→ HOW TO COMPLETE THIS TASK:
For each line of the listing below that contains the string "color", copy the line.

Segment Start: DATA PROVIDED

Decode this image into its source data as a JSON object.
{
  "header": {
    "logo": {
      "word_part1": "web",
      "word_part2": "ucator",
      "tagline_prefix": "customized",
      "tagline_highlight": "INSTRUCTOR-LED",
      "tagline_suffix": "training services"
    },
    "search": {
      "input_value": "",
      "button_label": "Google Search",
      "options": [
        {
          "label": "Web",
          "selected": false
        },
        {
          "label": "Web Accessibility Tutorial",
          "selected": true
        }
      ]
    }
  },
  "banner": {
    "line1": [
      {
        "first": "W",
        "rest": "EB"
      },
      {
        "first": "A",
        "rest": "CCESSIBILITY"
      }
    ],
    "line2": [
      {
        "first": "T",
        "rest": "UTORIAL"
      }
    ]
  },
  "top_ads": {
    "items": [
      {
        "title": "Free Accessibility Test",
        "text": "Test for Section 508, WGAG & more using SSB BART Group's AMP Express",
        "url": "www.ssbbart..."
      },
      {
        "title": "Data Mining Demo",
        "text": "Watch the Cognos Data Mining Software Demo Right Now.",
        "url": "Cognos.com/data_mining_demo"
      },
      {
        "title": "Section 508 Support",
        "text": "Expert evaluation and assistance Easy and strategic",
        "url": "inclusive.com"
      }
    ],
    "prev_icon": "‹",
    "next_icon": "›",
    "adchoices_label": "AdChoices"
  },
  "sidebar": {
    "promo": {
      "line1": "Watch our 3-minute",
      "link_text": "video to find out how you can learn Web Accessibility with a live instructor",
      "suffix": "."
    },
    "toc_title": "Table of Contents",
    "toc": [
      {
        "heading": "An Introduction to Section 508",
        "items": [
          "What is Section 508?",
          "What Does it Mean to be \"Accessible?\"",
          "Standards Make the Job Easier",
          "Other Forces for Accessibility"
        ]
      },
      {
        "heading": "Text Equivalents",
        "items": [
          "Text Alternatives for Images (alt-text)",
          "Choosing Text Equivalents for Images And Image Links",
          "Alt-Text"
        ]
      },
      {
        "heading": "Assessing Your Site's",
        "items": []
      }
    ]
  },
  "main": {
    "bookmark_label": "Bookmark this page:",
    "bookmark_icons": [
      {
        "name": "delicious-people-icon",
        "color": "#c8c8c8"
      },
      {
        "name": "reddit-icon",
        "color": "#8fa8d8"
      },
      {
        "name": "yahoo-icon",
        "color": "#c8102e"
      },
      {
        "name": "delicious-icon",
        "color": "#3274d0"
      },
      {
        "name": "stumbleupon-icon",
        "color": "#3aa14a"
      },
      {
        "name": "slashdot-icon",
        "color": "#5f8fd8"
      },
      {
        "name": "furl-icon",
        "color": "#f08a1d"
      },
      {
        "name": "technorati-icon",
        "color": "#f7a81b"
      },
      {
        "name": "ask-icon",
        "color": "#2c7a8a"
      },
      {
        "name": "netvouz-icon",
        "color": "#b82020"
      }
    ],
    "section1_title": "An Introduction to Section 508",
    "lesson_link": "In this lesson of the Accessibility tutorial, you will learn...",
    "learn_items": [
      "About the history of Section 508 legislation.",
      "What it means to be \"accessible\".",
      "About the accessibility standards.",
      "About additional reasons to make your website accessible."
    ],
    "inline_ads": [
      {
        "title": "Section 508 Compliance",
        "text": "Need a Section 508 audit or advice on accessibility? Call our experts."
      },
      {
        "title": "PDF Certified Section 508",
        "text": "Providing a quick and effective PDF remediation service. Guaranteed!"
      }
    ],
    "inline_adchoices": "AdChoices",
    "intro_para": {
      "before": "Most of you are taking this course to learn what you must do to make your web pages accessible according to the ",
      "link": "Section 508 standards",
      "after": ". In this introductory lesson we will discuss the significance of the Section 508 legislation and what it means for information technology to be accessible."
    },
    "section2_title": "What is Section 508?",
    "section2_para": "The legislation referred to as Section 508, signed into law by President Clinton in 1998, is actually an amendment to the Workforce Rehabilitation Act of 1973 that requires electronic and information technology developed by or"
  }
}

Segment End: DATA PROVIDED

→ EXERCISE OUTPUT:
        "color": "#c8c8c8"
        "color": "#8fa8d8"
        "color": "#c8102e"
        "color": "#3274d0"
        "color": "#3aa14a"
        "color": "#5f8fd8"
        "color": "#f08a1d"
        "color": "#f7a81b"
        "color": "#2c7a8a"
        "color": "#b82020"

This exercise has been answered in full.